I sure do love a good drama. And what’s more dramatic than a come-from-behind win? Which, by the way, we totally beasted yesterday. It was epic. It was a classic spend-the-whole-game-thinking-that-you’re-going-to-lose-and-wouldn’t-it-be-great-if-we-won-in-the-end-and-then-we-just-do-it kind of contest. Love it. So much insanity.
Like I always say, it’s best to always be in a winning position. But if you’re in a losing position, it’s better in the end to win somehow.
We were down by two before we even got to the plate. Doubront gave up a single, which turned into a double thanks to a steal. Then Ellsbury made a fielding error that allowed another runner to reach. Doubront finally recorded the inning’s first out, gave up a single, recorded the second out, and gave up a single of sorts that scored two. Aside from Pedroia’s walk in the bottom of the first, we didn’t do much of anything.
Neither team scored in the second, despite the fact that Doubront issued two consecutive walks. Doubront had a one-two-three third, while Drew led off the bottom of the inning with a double, Iglesias got hit, and after Ellsbury grounded into a double play, Nava singled in Drew and was thrown out at second.
Both teams went down in order in the fourth, and Doubront gave up a solo shot with two out in the fifth and another one leading off the sixth.
That was it for Doubront. All told, he pitched six innings and gave up four runs, only two earned, on five hits while walking two and striking out eight. He threw 112 pitches, seventy-three of which were strikes.

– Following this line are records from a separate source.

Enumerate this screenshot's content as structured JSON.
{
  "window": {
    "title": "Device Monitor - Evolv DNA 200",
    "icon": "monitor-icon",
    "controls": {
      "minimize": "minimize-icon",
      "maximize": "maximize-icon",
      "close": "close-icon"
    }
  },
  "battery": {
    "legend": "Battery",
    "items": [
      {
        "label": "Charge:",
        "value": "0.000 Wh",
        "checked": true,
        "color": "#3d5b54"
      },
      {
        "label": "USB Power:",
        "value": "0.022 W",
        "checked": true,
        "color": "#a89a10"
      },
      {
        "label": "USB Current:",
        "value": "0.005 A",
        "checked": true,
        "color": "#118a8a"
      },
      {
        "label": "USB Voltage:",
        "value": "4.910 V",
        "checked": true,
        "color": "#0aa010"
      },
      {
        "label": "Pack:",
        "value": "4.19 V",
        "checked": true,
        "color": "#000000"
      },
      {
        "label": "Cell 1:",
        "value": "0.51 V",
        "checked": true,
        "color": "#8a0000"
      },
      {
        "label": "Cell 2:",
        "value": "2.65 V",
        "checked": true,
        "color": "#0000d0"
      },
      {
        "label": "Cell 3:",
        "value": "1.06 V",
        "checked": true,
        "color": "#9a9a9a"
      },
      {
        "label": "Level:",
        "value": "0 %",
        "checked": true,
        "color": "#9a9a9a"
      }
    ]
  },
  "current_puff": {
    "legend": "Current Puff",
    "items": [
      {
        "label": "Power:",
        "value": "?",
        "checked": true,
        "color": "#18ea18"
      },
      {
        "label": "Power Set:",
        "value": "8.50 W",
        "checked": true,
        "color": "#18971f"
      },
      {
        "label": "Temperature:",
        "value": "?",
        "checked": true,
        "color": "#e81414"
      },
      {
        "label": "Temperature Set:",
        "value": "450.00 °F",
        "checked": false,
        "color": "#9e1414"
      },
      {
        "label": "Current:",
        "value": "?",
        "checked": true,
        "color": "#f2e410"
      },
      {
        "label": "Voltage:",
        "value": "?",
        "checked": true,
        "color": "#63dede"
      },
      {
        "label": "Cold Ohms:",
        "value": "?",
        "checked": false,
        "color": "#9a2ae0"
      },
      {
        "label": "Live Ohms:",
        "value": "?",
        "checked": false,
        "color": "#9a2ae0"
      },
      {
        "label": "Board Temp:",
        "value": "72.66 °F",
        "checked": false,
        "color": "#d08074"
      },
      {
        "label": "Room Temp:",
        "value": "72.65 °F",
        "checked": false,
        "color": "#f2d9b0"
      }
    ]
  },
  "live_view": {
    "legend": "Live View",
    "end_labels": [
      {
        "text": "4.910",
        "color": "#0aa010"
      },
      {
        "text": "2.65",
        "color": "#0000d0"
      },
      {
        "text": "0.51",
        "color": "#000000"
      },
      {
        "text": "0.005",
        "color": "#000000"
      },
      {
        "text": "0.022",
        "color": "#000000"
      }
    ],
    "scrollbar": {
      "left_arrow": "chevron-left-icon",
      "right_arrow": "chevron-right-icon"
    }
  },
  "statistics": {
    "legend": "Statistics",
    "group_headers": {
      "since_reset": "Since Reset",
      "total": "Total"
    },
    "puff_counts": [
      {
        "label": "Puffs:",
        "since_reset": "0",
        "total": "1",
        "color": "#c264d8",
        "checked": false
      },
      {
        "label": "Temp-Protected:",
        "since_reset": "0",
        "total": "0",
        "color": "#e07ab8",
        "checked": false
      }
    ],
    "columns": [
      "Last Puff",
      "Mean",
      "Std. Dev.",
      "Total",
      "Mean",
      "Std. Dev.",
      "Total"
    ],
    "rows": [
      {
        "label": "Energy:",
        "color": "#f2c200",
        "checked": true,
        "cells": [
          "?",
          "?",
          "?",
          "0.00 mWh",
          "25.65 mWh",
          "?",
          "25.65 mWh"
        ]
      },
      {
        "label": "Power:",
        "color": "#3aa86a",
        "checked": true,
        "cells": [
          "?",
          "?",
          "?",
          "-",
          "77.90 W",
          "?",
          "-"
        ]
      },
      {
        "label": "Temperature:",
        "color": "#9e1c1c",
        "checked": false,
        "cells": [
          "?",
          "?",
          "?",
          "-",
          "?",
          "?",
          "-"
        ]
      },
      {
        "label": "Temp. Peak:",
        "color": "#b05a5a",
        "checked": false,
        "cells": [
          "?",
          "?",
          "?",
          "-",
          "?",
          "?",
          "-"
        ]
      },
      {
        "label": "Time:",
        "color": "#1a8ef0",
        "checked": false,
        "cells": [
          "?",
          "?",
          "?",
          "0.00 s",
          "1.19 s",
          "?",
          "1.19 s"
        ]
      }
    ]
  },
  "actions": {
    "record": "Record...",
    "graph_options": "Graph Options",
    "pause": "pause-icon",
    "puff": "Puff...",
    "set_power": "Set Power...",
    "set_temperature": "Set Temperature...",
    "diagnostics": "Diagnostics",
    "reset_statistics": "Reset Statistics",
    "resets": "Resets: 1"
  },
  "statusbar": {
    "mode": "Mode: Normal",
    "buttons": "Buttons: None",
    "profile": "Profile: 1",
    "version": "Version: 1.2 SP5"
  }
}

Wilson pitched the seventh, and Breslow gave up a double, a single, and a successful sac fly in the eighth. Drew led off the bottom of the eighth with a triple and scored on a sac fly by Iglesias, making the score 5-2.
Breslow’s ninth was pretty nasty. Three up, three down on twelve pitches, and it only took him one pitch to secure the second out.
Fortunately, our bottom of the ninth was equally nasty, if not more so. It began innocently enough with a walk by Pedroia. Then Papi doubled, and Pedroia scored on a groundout by Napoli. Papi stole third base, which was fun, and scored on a groundout by Salty; taken together, that was some very intelligent hitting, running, and scoring. Those are the type of runs that nobody else gives you; you have to give them to yourself, and only real dirt dogs can do it.
Anyway, Gomes walked after that, and Drew singled to put runners at the corners. Drew then stole second base, and Iglesias walked to load the bases.
That was when Cleveland made a pitching change. Huge mistake. They needed a pitcher who could enter a bases-loaded situation and end the threat. Apparently they didn’t have one. On a 2-1 count, after receiving a steady diet of four-seams, Ellsbury got a sinker and smacked a rocket of a double to center field. It was quite the line drive. It left the bat in a hurry. More importantly, it brought two runs in.
In the ninth inning alone, we scored more runs than we had during the entire rest of the game. Four, to be exact. The final score was 6-5.
It was amazing. It was the biggest walkoff frame since the Mother’s Day Miracle of ’07. We hadn’t even had a lead until the ninth inning rolled around, and all of a sudden we won. Ellsbury was rightly mobbed. Now, that is what I call a walk-off win.